_Problem to work on:_ Wherever the word "City" shows up in the data, report the line it sits in.

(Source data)
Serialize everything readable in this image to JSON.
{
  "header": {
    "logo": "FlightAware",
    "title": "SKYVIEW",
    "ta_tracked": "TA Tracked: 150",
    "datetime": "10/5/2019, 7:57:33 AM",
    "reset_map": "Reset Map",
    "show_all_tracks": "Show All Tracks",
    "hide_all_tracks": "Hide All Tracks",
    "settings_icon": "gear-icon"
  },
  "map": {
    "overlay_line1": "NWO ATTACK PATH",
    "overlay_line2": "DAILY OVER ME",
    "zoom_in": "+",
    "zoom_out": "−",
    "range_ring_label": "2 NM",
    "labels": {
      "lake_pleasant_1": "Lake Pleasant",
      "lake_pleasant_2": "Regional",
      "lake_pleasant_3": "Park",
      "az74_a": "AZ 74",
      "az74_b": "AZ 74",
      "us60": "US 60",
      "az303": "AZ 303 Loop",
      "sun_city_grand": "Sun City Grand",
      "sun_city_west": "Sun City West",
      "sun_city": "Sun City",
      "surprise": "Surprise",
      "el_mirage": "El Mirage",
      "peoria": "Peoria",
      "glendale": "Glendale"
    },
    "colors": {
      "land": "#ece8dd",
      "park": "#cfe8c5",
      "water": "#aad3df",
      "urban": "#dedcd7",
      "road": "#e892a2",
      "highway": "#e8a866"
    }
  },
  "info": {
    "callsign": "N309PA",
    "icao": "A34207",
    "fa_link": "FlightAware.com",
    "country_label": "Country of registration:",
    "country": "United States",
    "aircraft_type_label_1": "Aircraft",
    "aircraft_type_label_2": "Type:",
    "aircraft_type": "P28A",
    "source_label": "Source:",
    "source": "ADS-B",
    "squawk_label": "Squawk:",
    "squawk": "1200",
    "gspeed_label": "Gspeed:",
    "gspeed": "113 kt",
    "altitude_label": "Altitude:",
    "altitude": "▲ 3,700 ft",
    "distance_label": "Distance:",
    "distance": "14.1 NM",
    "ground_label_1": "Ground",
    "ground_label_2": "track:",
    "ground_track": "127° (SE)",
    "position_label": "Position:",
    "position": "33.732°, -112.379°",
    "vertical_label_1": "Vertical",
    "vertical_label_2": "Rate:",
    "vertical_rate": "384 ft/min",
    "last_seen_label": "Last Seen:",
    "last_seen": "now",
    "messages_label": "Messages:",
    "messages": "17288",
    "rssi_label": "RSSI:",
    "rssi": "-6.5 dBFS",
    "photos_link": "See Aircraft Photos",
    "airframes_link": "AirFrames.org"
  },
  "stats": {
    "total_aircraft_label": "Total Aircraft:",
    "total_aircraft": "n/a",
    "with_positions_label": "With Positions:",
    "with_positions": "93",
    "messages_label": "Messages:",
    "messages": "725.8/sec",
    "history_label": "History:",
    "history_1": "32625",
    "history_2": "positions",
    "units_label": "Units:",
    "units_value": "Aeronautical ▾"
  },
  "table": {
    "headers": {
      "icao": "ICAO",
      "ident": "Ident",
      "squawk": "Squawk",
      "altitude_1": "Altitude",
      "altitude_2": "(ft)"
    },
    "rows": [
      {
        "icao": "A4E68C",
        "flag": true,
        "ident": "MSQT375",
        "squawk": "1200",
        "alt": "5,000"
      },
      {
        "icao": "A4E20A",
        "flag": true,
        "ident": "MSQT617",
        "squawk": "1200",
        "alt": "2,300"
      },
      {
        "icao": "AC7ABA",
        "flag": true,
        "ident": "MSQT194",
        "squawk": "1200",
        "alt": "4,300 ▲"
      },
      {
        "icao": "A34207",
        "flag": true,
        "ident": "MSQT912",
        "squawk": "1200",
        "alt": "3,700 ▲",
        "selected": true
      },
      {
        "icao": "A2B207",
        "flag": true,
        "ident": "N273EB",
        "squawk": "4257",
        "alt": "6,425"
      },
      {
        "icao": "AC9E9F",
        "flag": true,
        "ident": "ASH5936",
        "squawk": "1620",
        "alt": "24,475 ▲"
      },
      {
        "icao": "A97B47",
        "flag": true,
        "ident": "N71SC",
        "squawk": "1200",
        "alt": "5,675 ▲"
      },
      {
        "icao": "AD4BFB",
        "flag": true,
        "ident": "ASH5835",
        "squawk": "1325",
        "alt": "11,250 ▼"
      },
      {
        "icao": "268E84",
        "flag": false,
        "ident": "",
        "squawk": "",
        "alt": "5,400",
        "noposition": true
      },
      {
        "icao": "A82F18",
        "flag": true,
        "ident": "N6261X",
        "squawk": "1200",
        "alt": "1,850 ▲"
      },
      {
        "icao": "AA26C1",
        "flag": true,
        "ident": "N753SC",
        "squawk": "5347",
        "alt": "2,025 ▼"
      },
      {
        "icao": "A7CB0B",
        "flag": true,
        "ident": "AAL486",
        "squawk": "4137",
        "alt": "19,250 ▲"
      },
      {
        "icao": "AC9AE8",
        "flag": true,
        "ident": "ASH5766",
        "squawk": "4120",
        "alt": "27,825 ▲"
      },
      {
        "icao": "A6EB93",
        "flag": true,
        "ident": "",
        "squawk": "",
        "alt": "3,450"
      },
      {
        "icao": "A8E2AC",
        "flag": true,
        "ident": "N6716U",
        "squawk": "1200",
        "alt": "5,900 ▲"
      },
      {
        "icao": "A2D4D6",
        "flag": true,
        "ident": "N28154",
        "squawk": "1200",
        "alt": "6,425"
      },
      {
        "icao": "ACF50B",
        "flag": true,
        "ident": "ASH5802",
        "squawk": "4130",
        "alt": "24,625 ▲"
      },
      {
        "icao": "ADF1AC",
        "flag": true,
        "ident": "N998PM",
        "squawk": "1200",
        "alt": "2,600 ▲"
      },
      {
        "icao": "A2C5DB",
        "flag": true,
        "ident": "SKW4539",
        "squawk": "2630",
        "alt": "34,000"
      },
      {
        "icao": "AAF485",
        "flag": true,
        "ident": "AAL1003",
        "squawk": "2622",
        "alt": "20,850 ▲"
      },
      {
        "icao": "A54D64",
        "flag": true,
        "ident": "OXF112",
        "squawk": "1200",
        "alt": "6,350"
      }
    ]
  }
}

_Solution:_
      "sun_city_grand": "Sun City Grand",
      "sun_city_west": "Sun City West",
      "sun_city": "Sun City",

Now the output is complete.